It's truly sad to see such a beautiful country, with a friendly, bubbly and hard working population being so abused by its rulers. Following WWII the Philippines was the second most developed country in Asia, behind Japan, but since then has stagnated thanks to chronic mismanagement and corruption. There have even been popular, and successful, revolutions that have ousted dictators from power, but things have invariably always slid back to their pernicious ways. Whether things will improve I don't know, but certainly don't envisage in the near future, though I certainly hope so. People like to bandy about Maistre's quote that "every country has the government it deserves". Filipinos certainly deserve better.


Anonymous said...

Reading your travel blog made me feel sorry for my country and fellow countrymen, for I am totally with you that we, Filipinos, definitely deserve better than this circus we call government.

There are a lot of patriots, one is a group called Magdalo, who drive the citizens to resist against dynastic oligarchy but yet to be successful, primarily because we tend to turn a blind eye on everything, allow convicts to leave prisons as they wish (the case of Rolito Go), and a vote is worth a hundred pesos (that's less than $2, depending on the current exchange rates).

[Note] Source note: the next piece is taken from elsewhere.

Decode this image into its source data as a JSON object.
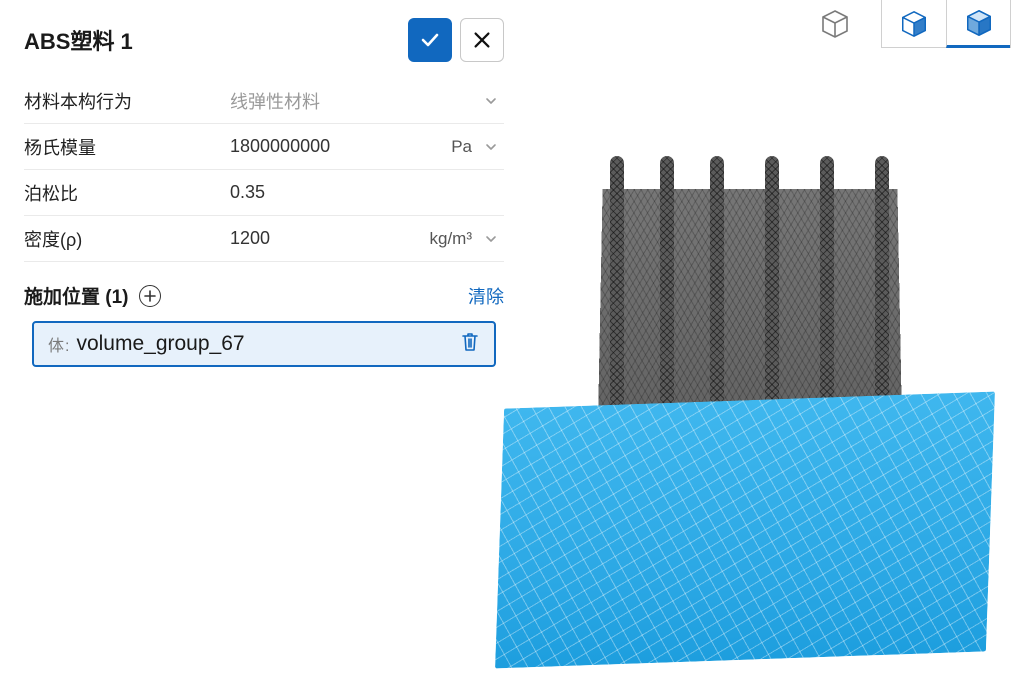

However comedic our government is, the 99% of the citizens are, like what you have mentioned, honest and hard working, and are only but victims of the 1% of the elites we call business magnates (more like monopolists), politicians and high ranking military officials.

I hope you come and visit us once again. The situation will probably be the same, probably it will not be in this lifetime that we will notice a positive change, but still, I hope that visitors such as yourself will get to enjoy our country before we are sold to China.

Erik said...

I'm glad that you, as a Filipino, saw something true in what I, as only a transient visitor, was able to see. I truly enjoyed my time in the Philippines, and although I don't know whether I will ever go back (not because I don't like it, but because I am constantly drawn to places that I have not yet been) I certainly hold a lot of affection for it. I certainly hope that your country gets the government it deserves (and not the one it has now).